*What this task involves:*
Your task is to reproduce, exactly and only, the lines running from the line containing "Decode this image" to the end of the data below, both included.

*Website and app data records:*
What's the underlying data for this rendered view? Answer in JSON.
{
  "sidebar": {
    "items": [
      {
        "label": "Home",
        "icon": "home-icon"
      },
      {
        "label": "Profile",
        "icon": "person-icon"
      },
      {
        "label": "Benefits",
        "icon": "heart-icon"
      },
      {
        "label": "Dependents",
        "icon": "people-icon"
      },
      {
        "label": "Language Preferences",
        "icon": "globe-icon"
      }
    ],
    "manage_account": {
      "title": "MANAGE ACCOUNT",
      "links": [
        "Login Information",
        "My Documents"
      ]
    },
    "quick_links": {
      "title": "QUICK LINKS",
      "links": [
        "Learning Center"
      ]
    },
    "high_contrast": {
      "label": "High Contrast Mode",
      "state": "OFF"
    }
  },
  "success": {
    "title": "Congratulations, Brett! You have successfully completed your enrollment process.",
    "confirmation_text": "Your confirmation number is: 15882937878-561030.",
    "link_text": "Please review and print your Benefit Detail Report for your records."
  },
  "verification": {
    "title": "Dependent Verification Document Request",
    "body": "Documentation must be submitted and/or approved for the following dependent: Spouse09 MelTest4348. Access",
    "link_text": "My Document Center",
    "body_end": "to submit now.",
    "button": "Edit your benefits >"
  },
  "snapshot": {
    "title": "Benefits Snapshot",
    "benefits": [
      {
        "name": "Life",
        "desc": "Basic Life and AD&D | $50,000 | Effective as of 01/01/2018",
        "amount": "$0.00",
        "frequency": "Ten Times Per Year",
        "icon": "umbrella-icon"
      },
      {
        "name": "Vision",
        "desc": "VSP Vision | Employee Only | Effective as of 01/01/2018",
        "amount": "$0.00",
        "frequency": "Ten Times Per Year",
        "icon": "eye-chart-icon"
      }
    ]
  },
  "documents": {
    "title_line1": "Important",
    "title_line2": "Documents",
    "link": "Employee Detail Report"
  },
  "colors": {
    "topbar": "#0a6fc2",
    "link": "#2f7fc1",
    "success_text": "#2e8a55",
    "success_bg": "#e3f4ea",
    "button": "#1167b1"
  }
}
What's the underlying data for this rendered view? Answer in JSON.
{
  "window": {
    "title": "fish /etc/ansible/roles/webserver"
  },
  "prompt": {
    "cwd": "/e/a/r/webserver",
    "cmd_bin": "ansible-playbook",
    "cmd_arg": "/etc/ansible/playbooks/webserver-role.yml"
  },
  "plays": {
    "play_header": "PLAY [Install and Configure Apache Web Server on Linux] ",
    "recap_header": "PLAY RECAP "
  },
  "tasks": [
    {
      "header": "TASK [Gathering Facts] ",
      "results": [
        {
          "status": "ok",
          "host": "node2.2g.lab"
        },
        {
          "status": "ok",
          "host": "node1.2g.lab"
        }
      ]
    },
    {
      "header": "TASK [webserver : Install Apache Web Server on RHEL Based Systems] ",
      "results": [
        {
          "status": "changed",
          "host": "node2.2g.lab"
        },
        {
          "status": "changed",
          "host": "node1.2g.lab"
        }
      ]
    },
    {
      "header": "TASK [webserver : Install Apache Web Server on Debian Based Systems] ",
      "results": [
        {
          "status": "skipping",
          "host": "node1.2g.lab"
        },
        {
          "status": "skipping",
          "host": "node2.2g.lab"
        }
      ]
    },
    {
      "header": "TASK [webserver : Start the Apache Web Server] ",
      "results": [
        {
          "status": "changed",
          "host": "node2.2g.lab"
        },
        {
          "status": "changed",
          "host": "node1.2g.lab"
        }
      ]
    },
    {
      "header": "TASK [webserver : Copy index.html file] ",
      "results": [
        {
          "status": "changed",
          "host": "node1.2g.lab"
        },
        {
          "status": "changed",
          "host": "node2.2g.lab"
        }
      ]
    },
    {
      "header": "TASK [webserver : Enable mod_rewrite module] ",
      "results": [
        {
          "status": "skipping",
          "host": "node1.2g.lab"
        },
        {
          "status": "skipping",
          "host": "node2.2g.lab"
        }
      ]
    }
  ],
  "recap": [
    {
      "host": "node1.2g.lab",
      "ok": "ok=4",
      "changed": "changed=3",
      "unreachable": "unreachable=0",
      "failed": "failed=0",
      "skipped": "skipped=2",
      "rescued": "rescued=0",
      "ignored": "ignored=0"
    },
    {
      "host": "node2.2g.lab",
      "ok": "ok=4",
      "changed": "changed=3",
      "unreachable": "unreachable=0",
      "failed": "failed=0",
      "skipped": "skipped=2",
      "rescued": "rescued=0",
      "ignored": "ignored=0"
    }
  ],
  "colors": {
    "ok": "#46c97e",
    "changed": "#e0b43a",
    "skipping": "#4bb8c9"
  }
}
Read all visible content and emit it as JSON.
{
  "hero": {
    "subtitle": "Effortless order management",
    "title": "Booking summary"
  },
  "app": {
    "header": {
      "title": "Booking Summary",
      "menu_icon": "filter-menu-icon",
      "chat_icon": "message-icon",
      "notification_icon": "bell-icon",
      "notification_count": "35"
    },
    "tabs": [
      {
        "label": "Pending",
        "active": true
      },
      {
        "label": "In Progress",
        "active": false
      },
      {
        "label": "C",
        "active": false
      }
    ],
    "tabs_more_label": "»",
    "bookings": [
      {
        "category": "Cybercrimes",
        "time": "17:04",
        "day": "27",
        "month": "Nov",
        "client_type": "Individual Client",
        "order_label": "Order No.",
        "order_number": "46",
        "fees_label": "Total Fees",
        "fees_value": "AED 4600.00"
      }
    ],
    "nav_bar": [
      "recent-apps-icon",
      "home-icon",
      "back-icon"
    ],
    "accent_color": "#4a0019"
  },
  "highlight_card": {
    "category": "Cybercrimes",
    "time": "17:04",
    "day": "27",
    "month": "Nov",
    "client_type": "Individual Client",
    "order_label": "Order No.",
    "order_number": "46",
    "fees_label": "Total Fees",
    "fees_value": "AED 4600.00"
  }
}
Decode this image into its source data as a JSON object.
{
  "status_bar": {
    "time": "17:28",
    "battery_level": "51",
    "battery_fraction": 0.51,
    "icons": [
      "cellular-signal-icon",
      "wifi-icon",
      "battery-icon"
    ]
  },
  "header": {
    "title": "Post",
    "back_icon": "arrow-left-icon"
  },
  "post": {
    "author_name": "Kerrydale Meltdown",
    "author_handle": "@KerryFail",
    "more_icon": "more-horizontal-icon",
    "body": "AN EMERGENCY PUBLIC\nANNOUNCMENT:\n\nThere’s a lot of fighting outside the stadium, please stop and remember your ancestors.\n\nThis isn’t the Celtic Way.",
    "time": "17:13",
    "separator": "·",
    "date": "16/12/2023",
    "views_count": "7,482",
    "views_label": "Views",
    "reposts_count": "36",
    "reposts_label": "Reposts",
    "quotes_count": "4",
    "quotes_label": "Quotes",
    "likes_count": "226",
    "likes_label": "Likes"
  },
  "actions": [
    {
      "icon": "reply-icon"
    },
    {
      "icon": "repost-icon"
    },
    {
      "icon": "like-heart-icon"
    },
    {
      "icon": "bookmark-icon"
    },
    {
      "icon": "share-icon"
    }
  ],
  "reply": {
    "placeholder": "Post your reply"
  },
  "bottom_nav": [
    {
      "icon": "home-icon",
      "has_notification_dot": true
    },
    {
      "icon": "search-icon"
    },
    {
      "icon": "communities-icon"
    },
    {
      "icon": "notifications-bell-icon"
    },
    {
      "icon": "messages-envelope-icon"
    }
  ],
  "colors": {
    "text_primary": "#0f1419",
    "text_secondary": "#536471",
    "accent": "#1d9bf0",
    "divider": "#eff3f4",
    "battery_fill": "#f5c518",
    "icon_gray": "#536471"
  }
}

*Finished exercise:*
Decode this image into its source data as a JSON object.
{
  "status_bar": {
    "time": "17:28",
    "battery_level": "51",
    "battery_fraction": 0.51,
    "icons": [
      "cellular-signal-icon",
      "wifi-icon",
      "battery-icon"
    ]
  },
  "header": {
    "title": "Post",
    "back_icon": "arrow-left-icon"
  },
  "post": {
    "author_name": "Kerrydale Meltdown",
    "author_handle": "@KerryFail",
    "more_icon": "more-horizontal-icon",
    "body": "AN EMERGENCY PUBLIC\nANNOUNCMENT:\n\nThere’s a lot of fighting outside the stadium, please stop and remember your ancestors.\n\nThis isn’t the Celtic Way.",
    "time": "17:13",
    "separator": "·",
    "date": "16/12/2023",
    "views_count": "7,482",
    "views_label": "Views",
    "reposts_count": "36",
    "reposts_label": "Reposts",
    "quotes_count": "4",
    "quotes_label": "Quotes",
    "likes_count": "226",
    "likes_label": "Likes"
  },
  "actions": [
    {
      "icon": "reply-icon"
    },
    {
      "icon": "repost-icon"
    },
    {
      "icon": "like-heart-icon"
    },
    {
      "icon": "bookmark-icon"
    },
    {
      "icon": "share-icon"
    }
  ],
  "reply": {
    "placeholder": "Post your reply"
  },
  "bottom_nav": [
    {
      "icon": "home-icon",
      "has_notification_dot": true
    },
    {
      "icon": "search-icon"
    },
    {
      "icon": "communities-icon"
    },
    {
      "icon": "notifications-bell-icon"
    },
    {
      "icon": "messages-envelope-icon"
    }
  ],
  "colors": {
    "text_primary": "#0f1419",
    "text_secondary": "#536471",
    "accent": "#1d9bf0",
    "divider": "#eff3f4",
    "battery_fill": "#f5c518",
    "icon_gray": "#536471"
  }
}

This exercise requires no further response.